**PROBLEM REQUIREMENTS:** Type out the data exactly as given. Skip any image.

Interface dataset entries:
--------------------------------

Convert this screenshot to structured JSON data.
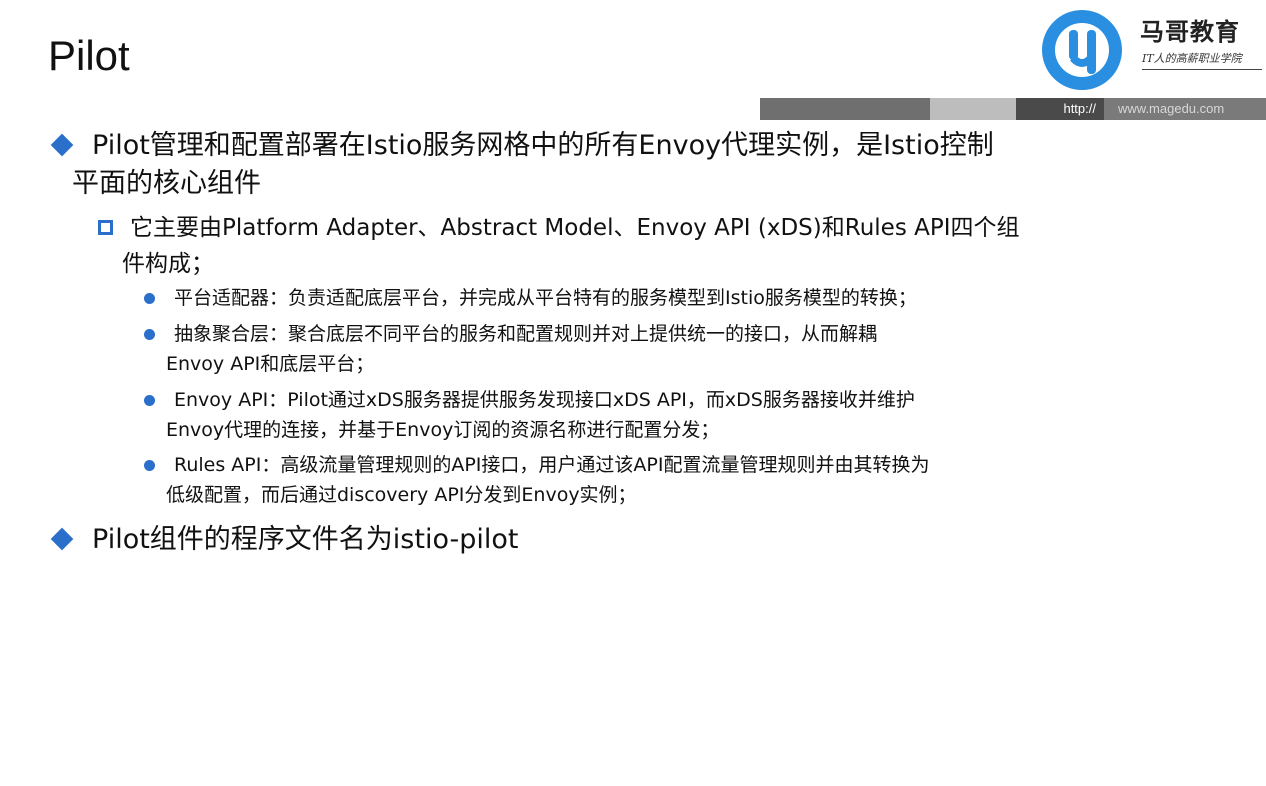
{
  "slide": {
    "title": "Pilot"
  },
  "logo": {
    "brand": "马哥教育",
    "slogan": "IT人的高薪职业学院",
    "icon": "magedu-logo-icon",
    "color": "#2a8fe0"
  },
  "url_bar": {
    "prefix": "http://",
    "url": "www.magedu.com"
  },
  "content": {
    "bullets": [
      {
        "text_line1": "Pilot管理和配置部署在Istio服务网格中的所有Envoy代理实例，是Istio控制",
        "text_line2": "平面的核心组件",
        "sub": {
          "text_line1": "它主要由Platform Adapter、Abstract Model、Envoy API (xDS)和Rules API四个组",
          "text_line2": "件构成；",
          "items": [
            {
              "line1": "平台适配器：负责适配底层平台，并完成从平台特有的服务模型到Istio服务模型的转换；"
            },
            {
              "line1": "抽象聚合层：聚合底层不同平台的服务和配置规则并对上提供统一的接口，从而解耦",
              "line2": "Envoy API和底层平台；"
            },
            {
              "line1": "Envoy API：Pilot通过xDS服务器提供服务发现接口xDS API，而xDS服务器接收并维护",
              "line2": "Envoy代理的连接，并基于Envoy订阅的资源名称进行配置分发；"
            },
            {
              "line1": "Rules API：高级流量管理规则的API接口，用户通过该API配置流量管理规则并由其转换为",
              "line2": "低级配置，而后通过discovery API分发到Envoy实例；"
            }
          ]
        }
      },
      {
        "text_line1": "Pilot组件的程序文件名为istio-pilot"
      }
    ]
  },
  "colors": {
    "bullet": "#2a6fc9",
    "text": "#111111"
  }
}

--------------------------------

**COMPLETED TASK:**
Convert this screenshot to structured JSON data.
{
  "slide": {
    "title": "Pilot"
  },
  "logo": {
    "brand": "马哥教育",
    "slogan": "IT人的高薪职业学院",
    "icon": "magedu-logo-icon",
    "color": "#2a8fe0"
  },
  "url_bar": {
    "prefix": "http://",
    "url": "www.magedu.com"
  },
  "content": {
    "bullets": [
      {
        "text_line1": "Pilot管理和配置部署在Istio服务网格中的所有Envoy代理实例，是Istio控制",
        "text_line2": "平面的核心组件",
        "sub": {
          "text_line1": "它主要由Platform Adapter、Abstract Model、Envoy API (xDS)和Rules API四个组",
          "text_line2": "件构成；",
          "items": [
            {
              "line1": "平台适配器：负责适配底层平台，并完成从平台特有的服务模型到Istio服务模型的转换；"
            },
            {
              "line1": "抽象聚合层：聚合底层不同平台的服务和配置规则并对上提供统一的接口，从而解耦",
              "line2": "Envoy API和底层平台；"
            },
            {
              "line1": "Envoy API：Pilot通过xDS服务器提供服务发现接口xDS API，而xDS服务器接收并维护",
              "line2": "Envoy代理的连接，并基于Envoy订阅的资源名称进行配置分发；"
            },
            {
              "line1": "Rules API：高级流量管理规则的API接口，用户通过该API配置流量管理规则并由其转换为",
              "line2": "低级配置，而后通过discovery API分发到Envoy实例；"
            }
          ]
        }
      },
      {
        "text_line1": "Pilot组件的程序文件名为istio-pilot"
      }
    ]
  },
  "colors": {
    "bullet": "#2a6fc9",
    "text": "#111111"
  }
}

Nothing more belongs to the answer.